Sequencing the Revisions

The next task is to determine a sequence for working through the revisions. This involves keeping track of which points still need to be addressed and deciding on an order to work through the points.
At a basic level, I place an asterisk at the start of each heading that has not yet been addressed. This is removed once the point has been adequately addressed.

A more challenging issue is deciding on how to work through the changes. Some changes are interdependent. However, major revisions often have to be worked through first as they can have broader structural implications for the manuscript.
A few useful steps for thinking about sequencing include:
  • Organise the points into categories
  • Read through each point, and make some tentative notes about what to do (e.g., using comments in Word).
  • Decide on an explicit sequence to work on the points. This often requires you to brainstorm the pros and cons of working on one point versus another first.
In some cases, sequencing will raise some more meta-issues about the paper that transcend any given review point. In general, I find it easiest to work through points in the following order: results, method, introduction, discussion.

Logistically, I generate a table of contents in MS Word. This lists all the reviewer point titles (i.e., the IDs and the titles such as "R1.1 Update method to include ..."). This works because all the reviewer points are formatted using heading styles. I then copy and paste this as plain text into a work document. These points are then organised thematically under headings and into an appropriate sequential order.

Addressing Revision Points

If sequencing issues have been resolved, it is a matter of working through each revision point. I have a few guiding principles:
  • Write in a manner which focuses on the scientific issue.
  • Treat the reviewer with respect.
  • If a reviewer has misunderstood something in the manuscript, take responsibility for making the manuscript clearer.
Another point is that the response document should be self-contained.
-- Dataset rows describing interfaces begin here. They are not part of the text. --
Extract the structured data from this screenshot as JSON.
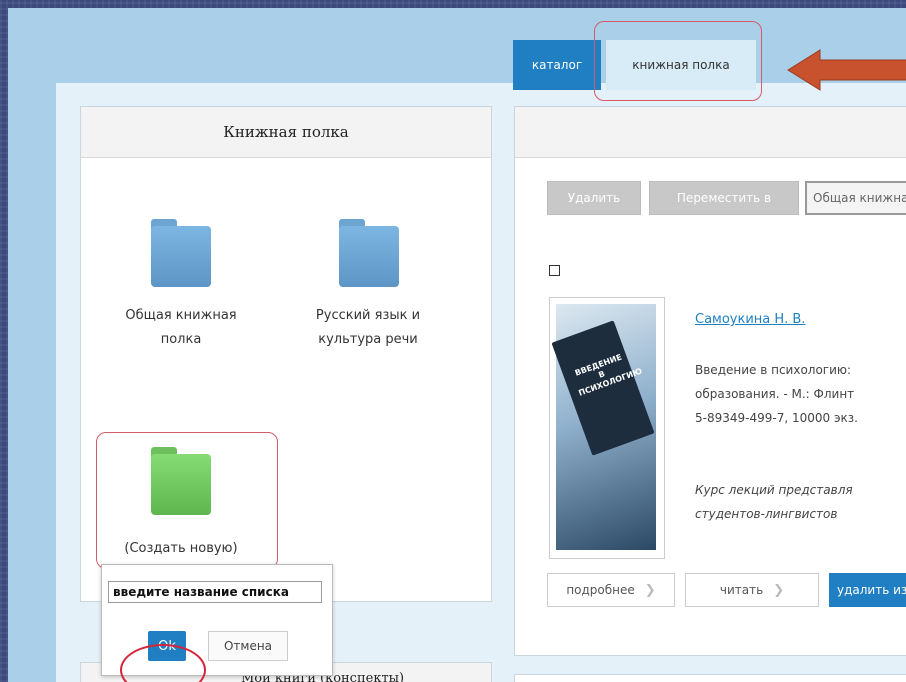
{
  "tabs": {
    "catalog": "каталог",
    "shelf": "книжная полка"
  },
  "shelf_panel": {
    "title": "Книжная полка",
    "folders": [
      {
        "label_line1": "Общая книжная",
        "label_line2": "полка"
      },
      {
        "label_line1": "Русский язык и",
        "label_line2": "культура речи"
      },
      {
        "label_line1": "(Создать новую)",
        "label_line2": ""
      }
    ]
  },
  "new_list_popover": {
    "input_value": "введите название списка",
    "ok_label": "Ok",
    "cancel_label": "Отмена"
  },
  "second_panel": {
    "title": "Мои книги (конспекты)"
  },
  "book_panel": {
    "delete_label": "Удалить",
    "move_label": "Переместить в",
    "shelf_select": "Общая книжная полка",
    "book": {
      "author": "Самоукина Н. В.",
      "cover_title": "ВВЕДЕНИЕ В ПСИХОЛОГИЮ",
      "desc_line1": "Введение в психологию:",
      "desc_line2": "образования. - М.: Флинт",
      "desc_line3": "5-89349-499-7, 10000 экз.",
      "annotation_line1": "Курс лекций представля",
      "annotation_line2": "студентов-лингвистов"
    },
    "details_label": "подробнее",
    "read_label": "читать",
    "remove_label": "удалить из полки"
  },
  "colors": {
    "accent": "#1f7fc2",
    "highlight": "#d45b6a",
    "arrow": "#c8522e"
  }
}
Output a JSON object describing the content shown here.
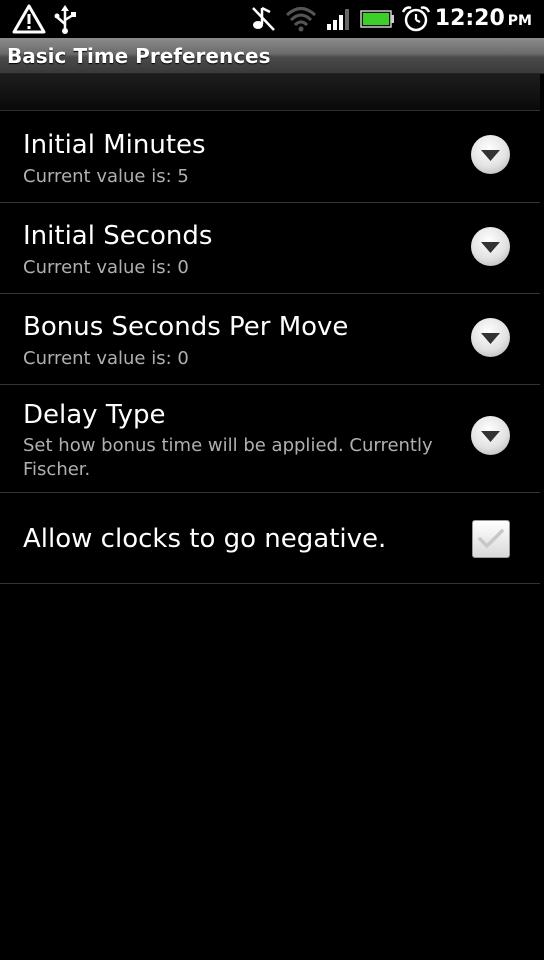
{
  "status_bar": {
    "time": "12:20",
    "ampm": "PM",
    "icons": [
      "warning-icon",
      "usb-icon",
      "no-music-icon",
      "wifi-icon",
      "signal-icon",
      "battery-icon",
      "alarm-icon"
    ]
  },
  "app": {
    "title": "Basic Time Preferences"
  },
  "preferences": [
    {
      "title": "Initial Minutes",
      "summary": "Current value is: 5",
      "control": "dropdown"
    },
    {
      "title": "Initial Seconds",
      "summary": "Current value is: 0",
      "control": "dropdown"
    },
    {
      "title": "Bonus Seconds Per Move",
      "summary": "Current value is: 0",
      "control": "dropdown"
    },
    {
      "title": "Delay Type",
      "summary": "Set how bonus time will be applied. Currently Fischer.",
      "control": "dropdown"
    },
    {
      "title": "Allow clocks to go negative.",
      "control": "checkbox",
      "checked": true
    }
  ],
  "colors": {
    "background": "#000000",
    "battery": "#3ccf29",
    "summary_text": "#b0b0b0"
  }
}
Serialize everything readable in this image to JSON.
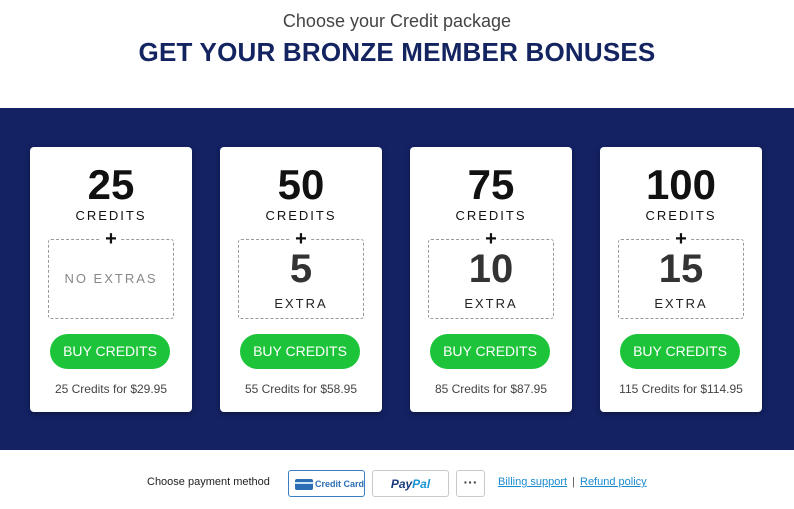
{
  "header": {
    "subtitle": "Choose your Credit package",
    "title": "GET YOUR BRONZE MEMBER BONUSES"
  },
  "packages": [
    {
      "credits": "25",
      "unit": "CREDITS",
      "extra": "",
      "extra_label": "",
      "no_extras": "NO EXTRAS",
      "button": "BUY CREDITS",
      "price": "25 Credits for $29.95"
    },
    {
      "credits": "50",
      "unit": "CREDITS",
      "extra": "5",
      "extra_label": "EXTRA",
      "button": "BUY CREDITS",
      "price": "55 Credits for $58.95"
    },
    {
      "credits": "75",
      "unit": "CREDITS",
      "extra": "10",
      "extra_label": "EXTRA",
      "button": "BUY CREDITS",
      "price": "85 Credits for $87.95"
    },
    {
      "credits": "100",
      "unit": "CREDITS",
      "extra": "15",
      "extra_label": "EXTRA",
      "button": "BUY CREDITS",
      "price": "115 Credits for $114.95"
    }
  ],
  "plus_symbol": "+",
  "footer": {
    "payment_label": "Choose payment method",
    "credit_card": "Credit Card",
    "paypal_a": "Pay",
    "paypal_b": "Pal",
    "more": "···",
    "billing_support": "Billing support",
    "separator": "|",
    "refund_policy": "Refund policy"
  },
  "colors": {
    "band": "#142264",
    "title": "#142460",
    "button": "#1dc43a",
    "link": "#1a8bd1"
  }
}
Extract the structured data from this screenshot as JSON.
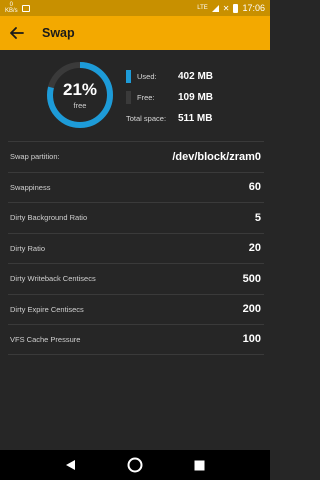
{
  "status_bar": {
    "left_top": "0",
    "left_bottom": "KB/s",
    "network": "LTE",
    "time": "17:06"
  },
  "app_bar": {
    "title": "Swap",
    "back_icon": "arrow-left-icon"
  },
  "summary": {
    "percent_label": "21%",
    "sub_label": "free",
    "free_fraction": 0.21,
    "colors": {
      "used": "#1d9bd8",
      "free": "#3a3a3a"
    },
    "used": {
      "label": "Used:",
      "value": "402 MB"
    },
    "free": {
      "label": "Free:",
      "value": "109 MB"
    },
    "total": {
      "label": "Total space:",
      "value": "511 MB"
    }
  },
  "stats": [
    {
      "label": "Swap partition:",
      "value": "/dev/block/zram0"
    },
    {
      "label": "Swappiness",
      "value": "60"
    },
    {
      "label": "Dirty Background Ratio",
      "value": "5"
    },
    {
      "label": "Dirty Ratio",
      "value": "20"
    },
    {
      "label": "Dirty Writeback Centisecs",
      "value": "500"
    },
    {
      "label": "Dirty Expire Centisecs",
      "value": "200"
    },
    {
      "label": "VFS Cache Pressure",
      "value": "100"
    }
  ],
  "nav": {
    "back": "triangle-back-icon",
    "home": "home-circle-icon",
    "recents": "square-recents-icon"
  }
}
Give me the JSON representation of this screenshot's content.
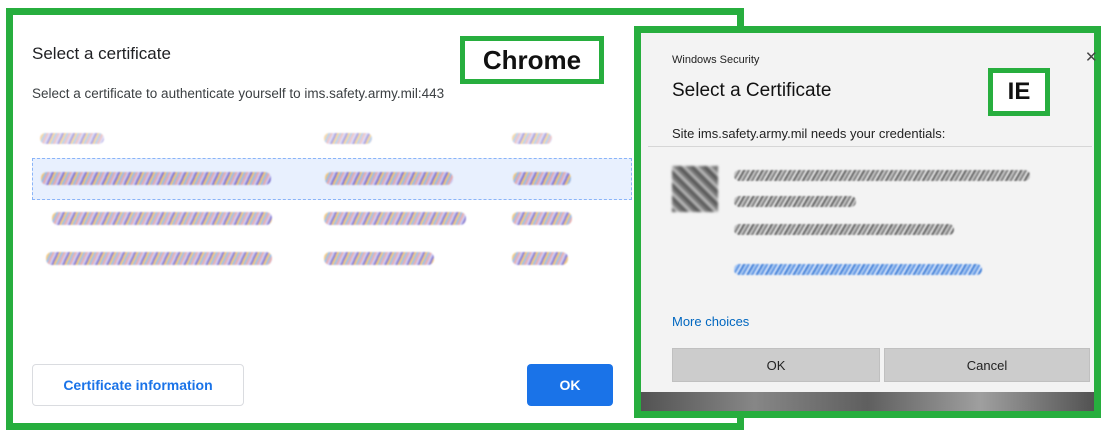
{
  "chrome": {
    "tag": "Chrome",
    "title": "Select a certificate",
    "subtitle": "Select a certificate to authenticate yourself to ims.safety.army.mil:443",
    "info_button": "Certificate information",
    "ok_button": "OK",
    "rows": 4,
    "selected_row": 1,
    "accent": "#1a73e8",
    "frame_color": "#27ae3e"
  },
  "ie": {
    "tag": "IE",
    "window_title": "Windows Security",
    "close_glyph": "✕",
    "heading": "Select a Certificate",
    "site_text": "Site ims.safety.army.mil needs your credentials:",
    "more_choices": "More choices",
    "ok_button": "OK",
    "cancel_button": "Cancel",
    "link_color": "#0067c0",
    "cert_icon": "certificate-icon"
  }
}
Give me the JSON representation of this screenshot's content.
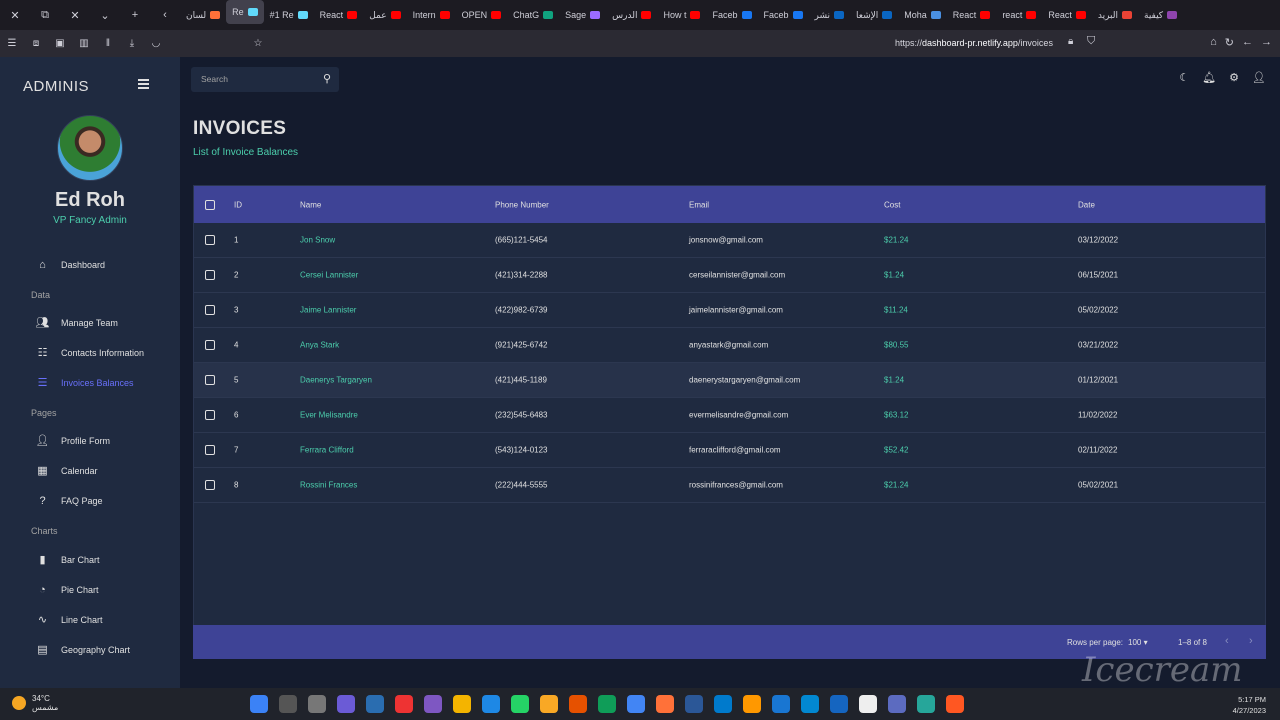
{
  "browser": {
    "tabs": [
      "لسان",
      "Re",
      "#1 Re",
      "React",
      "عمل",
      "Intern",
      "OPEN",
      "ChatG",
      "Sage",
      "الدرس",
      "How t",
      "Faceb",
      "Faceb",
      "نشر",
      "الإشعا",
      "Moha",
      "React",
      "react",
      "React",
      "البريد",
      "كيفية"
    ],
    "url_prefix": "https://",
    "url_host": "dashboard-pr.netlify.app",
    "url_path": "/invoices"
  },
  "sidebar": {
    "brand": "ADMINIS",
    "user_name": "Ed Roh",
    "user_role": "VP Fancy Admin",
    "items": [
      {
        "label": "Dashboard",
        "icon": "home-icon"
      },
      {
        "section": "Data"
      },
      {
        "label": "Manage Team",
        "icon": "people-icon"
      },
      {
        "label": "Contacts Information",
        "icon": "contacts-icon"
      },
      {
        "label": "Invoices Balances",
        "icon": "receipt-icon",
        "active": true
      },
      {
        "section": "Pages"
      },
      {
        "label": "Profile Form",
        "icon": "person-icon"
      },
      {
        "label": "Calendar",
        "icon": "calendar-icon"
      },
      {
        "label": "FAQ Page",
        "icon": "help-icon"
      },
      {
        "section": "Charts"
      },
      {
        "label": "Bar Chart",
        "icon": "bar-chart-icon"
      },
      {
        "label": "Pie Chart",
        "icon": "pie-chart-icon"
      },
      {
        "label": "Line Chart",
        "icon": "line-chart-icon"
      },
      {
        "label": "Geography Chart",
        "icon": "map-icon"
      }
    ]
  },
  "topbar": {
    "search_placeholder": "Search"
  },
  "header": {
    "title": "INVOICES",
    "subtitle": "List of Invoice Balances"
  },
  "grid": {
    "columns": [
      "ID",
      "Name",
      "Phone Number",
      "Email",
      "Cost",
      "Date"
    ],
    "rows": [
      {
        "id": "1",
        "name": "Jon Snow",
        "phone": "(665)121-5454",
        "email": "jonsnow@gmail.com",
        "cost": "$21.24",
        "date": "03/12/2022"
      },
      {
        "id": "2",
        "name": "Cersei Lannister",
        "phone": "(421)314-2288",
        "email": "cerseilannister@gmail.com",
        "cost": "$1.24",
        "date": "06/15/2021"
      },
      {
        "id": "3",
        "name": "Jaime Lannister",
        "phone": "(422)982-6739",
        "email": "jaimelannister@gmail.com",
        "cost": "$11.24",
        "date": "05/02/2022"
      },
      {
        "id": "4",
        "name": "Anya Stark",
        "phone": "(921)425-6742",
        "email": "anyastark@gmail.com",
        "cost": "$80.55",
        "date": "03/21/2022"
      },
      {
        "id": "5",
        "name": "Daenerys Targaryen",
        "phone": "(421)445-1189",
        "email": "daenerystargaryen@gmail.com",
        "cost": "$1.24",
        "date": "01/12/2021"
      },
      {
        "id": "6",
        "name": "Ever Melisandre",
        "phone": "(232)545-6483",
        "email": "evermelisandre@gmail.com",
        "cost": "$63.12",
        "date": "11/02/2022"
      },
      {
        "id": "7",
        "name": "Ferrara Clifford",
        "phone": "(543)124-0123",
        "email": "ferraraclifford@gmail.com",
        "cost": "$52.42",
        "date": "02/11/2022"
      },
      {
        "id": "8",
        "name": "Rossini Frances",
        "phone": "(222)444-5555",
        "email": "rossinifrances@gmail.com",
        "cost": "$21.24",
        "date": "05/02/2021"
      }
    ],
    "footer": {
      "rows_per_page_label": "Rows per page:",
      "rows_per_page_value": "100",
      "range": "1–8 of 8"
    }
  },
  "taskbar": {
    "temperature": "34°C",
    "weather_label": "مشمس",
    "time": "5:17 PM",
    "date": "4/27/2023"
  },
  "watermark": "Icecream",
  "colors": {
    "accent_green": "#4cceac",
    "header_blue": "#3e4396",
    "active_nav": "#6870fa",
    "panel": "#1f2a40",
    "background": "#141b2d"
  }
}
Ideally, the reviewer should not need to look at the actual manuscript to judge whether you have effectively responded to their requested changes. This makes the experience of the reviewer much more pleasant. From a strategic perspective, they may also be less inclined to read through the entire manuscript again and come up with all new concerns.
  • If a table or figure is updated, then paste a screenshot of the updated table or figure.
  • If a new paragraph has been added, include a copy of that paragraph.
  • If a sentence of two has been added to a paragraph, include a copy of the whole paragraph and bold the section that has been added.
  • Only if the point is very basic is it sufficient to say, "this change was made". Examples of this might be adding a reference, fixing up typos, and so on.
Another useful strategy is to indicate new text in the manuscript with a different colour font (e.g., purple).

Collaborations and Revisions

It is often easiest if one person leads revisions. The lead person can also allocate specific revision tasks to co-authors. There is the issue of how to synchronise the revisions in the manuscript with the response document. If the changes are particularly complex or the collaborators are likely to make substantial additional changes to the manuscript, then it may be worth waiting a little bit before completing the response document. Or alternatively just see the response document as an initial draft to be returned once the manuscript has been finalised.

Track Changes

Some journals require that you include a version of the manuscript with track changes. In other cases, it can just be a useful addition to the submission. If you are using MS Word, then the compare documents feature is ideal for generating this document. This feature allows you to anonymise the change because you can label the change with "author" rather than your actual name.